#### Exercise objective:
Taking the data below line by line, count those that include the word "разработки" and report the number alone.
*** Material provided Section Begins ***
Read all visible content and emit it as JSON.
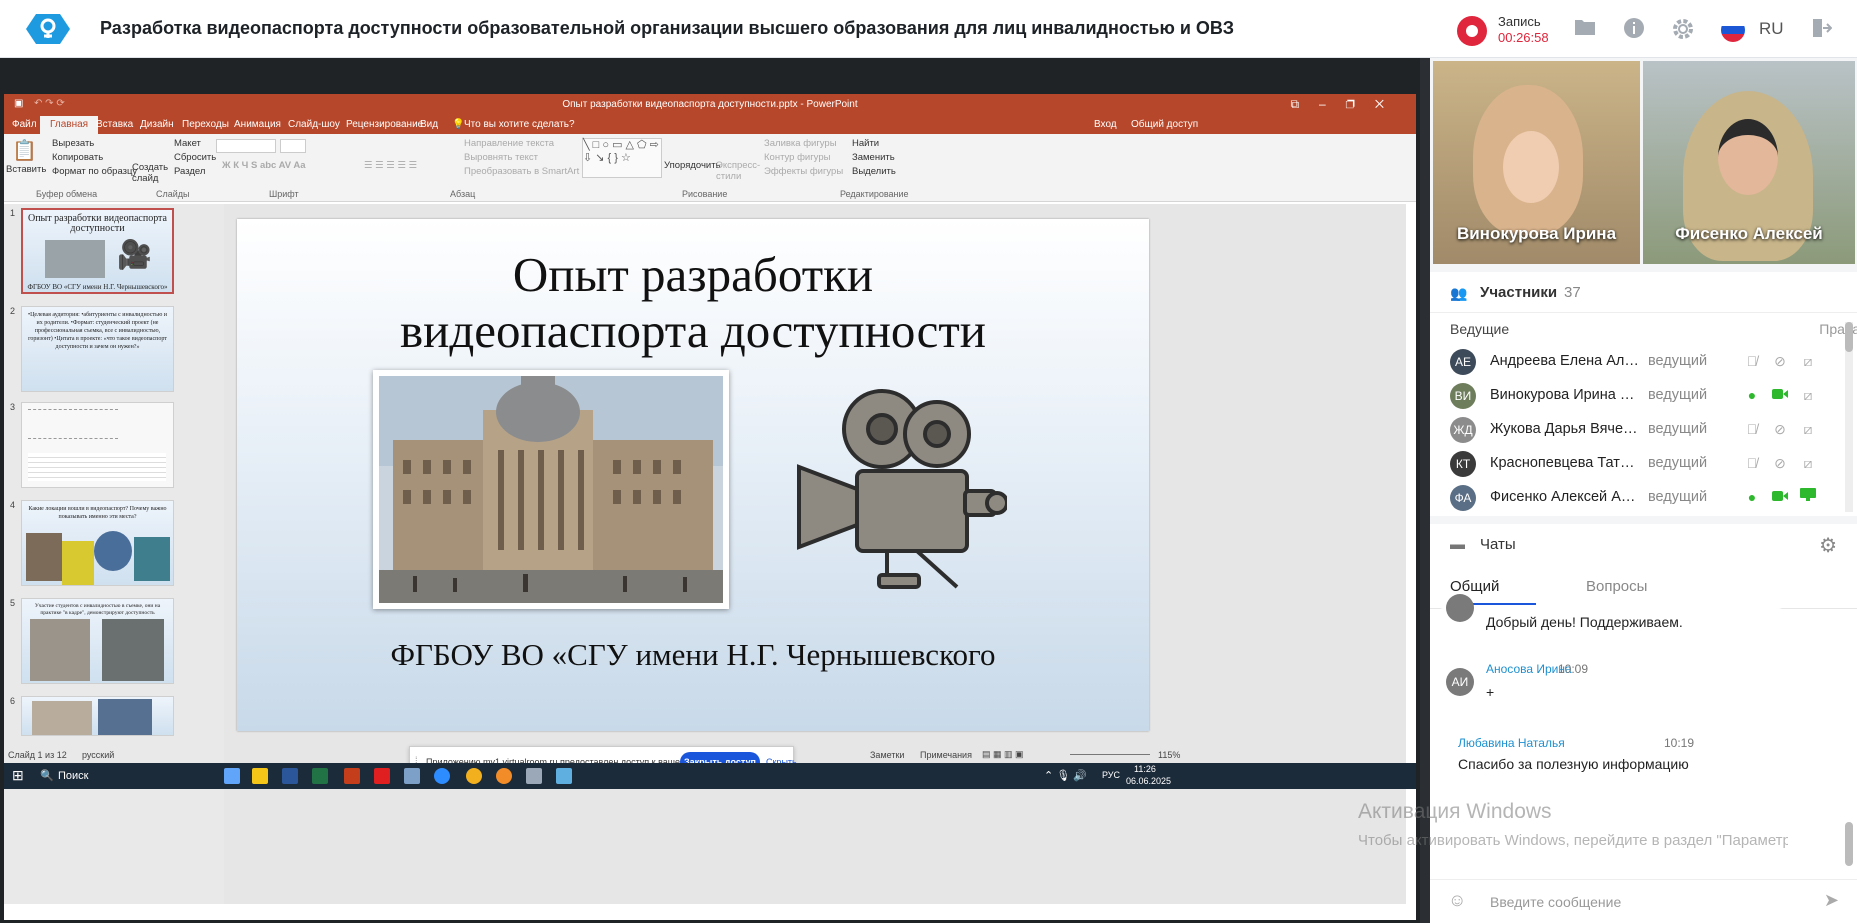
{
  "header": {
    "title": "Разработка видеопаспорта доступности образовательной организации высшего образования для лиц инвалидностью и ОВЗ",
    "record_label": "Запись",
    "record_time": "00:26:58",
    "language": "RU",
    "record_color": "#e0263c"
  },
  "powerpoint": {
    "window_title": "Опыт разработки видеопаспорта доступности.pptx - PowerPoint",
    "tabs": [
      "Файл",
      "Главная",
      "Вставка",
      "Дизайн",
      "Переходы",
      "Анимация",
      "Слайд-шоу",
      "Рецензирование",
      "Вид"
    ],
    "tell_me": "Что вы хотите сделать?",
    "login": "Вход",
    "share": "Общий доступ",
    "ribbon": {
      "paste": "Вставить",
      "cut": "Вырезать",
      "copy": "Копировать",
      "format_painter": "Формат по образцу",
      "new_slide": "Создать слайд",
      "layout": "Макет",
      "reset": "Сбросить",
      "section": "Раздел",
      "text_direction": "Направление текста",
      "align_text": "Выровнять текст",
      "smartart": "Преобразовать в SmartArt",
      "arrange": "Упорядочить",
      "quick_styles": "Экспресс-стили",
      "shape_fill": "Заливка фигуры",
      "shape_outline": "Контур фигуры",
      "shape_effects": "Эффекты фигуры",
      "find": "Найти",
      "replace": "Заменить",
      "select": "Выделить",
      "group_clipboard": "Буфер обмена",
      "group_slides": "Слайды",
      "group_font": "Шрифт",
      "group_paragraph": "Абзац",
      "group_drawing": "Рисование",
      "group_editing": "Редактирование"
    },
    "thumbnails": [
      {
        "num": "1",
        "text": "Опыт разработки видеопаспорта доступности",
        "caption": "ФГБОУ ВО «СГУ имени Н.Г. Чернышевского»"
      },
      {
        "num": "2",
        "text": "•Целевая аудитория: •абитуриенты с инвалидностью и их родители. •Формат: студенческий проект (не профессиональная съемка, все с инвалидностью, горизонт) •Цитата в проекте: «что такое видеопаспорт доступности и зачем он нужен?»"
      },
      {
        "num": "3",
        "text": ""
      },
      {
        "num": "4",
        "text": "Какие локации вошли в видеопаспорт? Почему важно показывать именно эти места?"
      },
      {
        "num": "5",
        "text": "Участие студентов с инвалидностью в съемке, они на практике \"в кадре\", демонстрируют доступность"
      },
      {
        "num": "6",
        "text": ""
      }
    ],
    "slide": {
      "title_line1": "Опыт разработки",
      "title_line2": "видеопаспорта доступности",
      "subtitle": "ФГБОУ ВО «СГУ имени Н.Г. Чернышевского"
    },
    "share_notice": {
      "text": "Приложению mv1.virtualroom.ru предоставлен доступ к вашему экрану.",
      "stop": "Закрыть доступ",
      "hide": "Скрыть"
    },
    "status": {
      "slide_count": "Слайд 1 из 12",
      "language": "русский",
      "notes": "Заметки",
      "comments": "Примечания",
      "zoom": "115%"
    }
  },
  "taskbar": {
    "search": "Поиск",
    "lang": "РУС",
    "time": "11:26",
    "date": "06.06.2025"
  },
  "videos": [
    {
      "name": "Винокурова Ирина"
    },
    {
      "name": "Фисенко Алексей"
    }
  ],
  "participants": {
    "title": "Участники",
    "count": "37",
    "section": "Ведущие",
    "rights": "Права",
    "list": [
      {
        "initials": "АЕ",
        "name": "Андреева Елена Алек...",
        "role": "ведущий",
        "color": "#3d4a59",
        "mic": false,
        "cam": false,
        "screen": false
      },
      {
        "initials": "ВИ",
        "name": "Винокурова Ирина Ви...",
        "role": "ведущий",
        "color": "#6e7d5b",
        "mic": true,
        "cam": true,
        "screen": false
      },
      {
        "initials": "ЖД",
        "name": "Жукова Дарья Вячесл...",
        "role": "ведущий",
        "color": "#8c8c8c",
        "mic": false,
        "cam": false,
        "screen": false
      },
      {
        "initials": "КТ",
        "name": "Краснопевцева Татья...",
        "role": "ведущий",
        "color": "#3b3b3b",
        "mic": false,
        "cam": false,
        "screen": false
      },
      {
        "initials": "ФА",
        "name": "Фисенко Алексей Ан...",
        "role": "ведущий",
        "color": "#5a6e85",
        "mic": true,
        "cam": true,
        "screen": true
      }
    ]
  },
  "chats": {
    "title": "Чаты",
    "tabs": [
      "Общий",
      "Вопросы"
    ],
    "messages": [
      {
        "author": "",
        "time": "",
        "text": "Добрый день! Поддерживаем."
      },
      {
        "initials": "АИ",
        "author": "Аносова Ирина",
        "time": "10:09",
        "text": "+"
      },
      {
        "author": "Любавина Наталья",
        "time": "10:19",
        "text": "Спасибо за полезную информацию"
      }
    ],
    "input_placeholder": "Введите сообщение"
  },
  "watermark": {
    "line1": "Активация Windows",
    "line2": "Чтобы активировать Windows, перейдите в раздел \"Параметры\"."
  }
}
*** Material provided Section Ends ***
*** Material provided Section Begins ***
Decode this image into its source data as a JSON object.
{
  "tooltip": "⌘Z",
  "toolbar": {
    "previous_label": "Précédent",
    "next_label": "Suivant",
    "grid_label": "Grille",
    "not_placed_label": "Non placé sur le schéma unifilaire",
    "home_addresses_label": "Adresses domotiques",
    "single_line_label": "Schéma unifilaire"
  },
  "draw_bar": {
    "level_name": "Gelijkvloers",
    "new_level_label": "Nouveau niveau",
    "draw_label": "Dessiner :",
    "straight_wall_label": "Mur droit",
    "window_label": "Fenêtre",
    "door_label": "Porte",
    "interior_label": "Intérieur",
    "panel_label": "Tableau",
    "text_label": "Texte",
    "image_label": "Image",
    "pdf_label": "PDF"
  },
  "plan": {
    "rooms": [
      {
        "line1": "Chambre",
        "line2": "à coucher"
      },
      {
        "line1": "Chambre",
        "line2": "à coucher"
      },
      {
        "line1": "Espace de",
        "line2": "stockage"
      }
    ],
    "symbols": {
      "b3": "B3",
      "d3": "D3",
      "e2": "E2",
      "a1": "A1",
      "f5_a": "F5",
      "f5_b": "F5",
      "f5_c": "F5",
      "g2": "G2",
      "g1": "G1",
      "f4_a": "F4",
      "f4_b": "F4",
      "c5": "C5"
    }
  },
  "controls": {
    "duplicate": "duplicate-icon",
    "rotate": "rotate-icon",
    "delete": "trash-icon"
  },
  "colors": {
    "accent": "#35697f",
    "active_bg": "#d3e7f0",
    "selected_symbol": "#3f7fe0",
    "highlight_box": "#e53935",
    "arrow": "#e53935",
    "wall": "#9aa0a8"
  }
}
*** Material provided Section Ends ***
#### Answer to the exercise:
3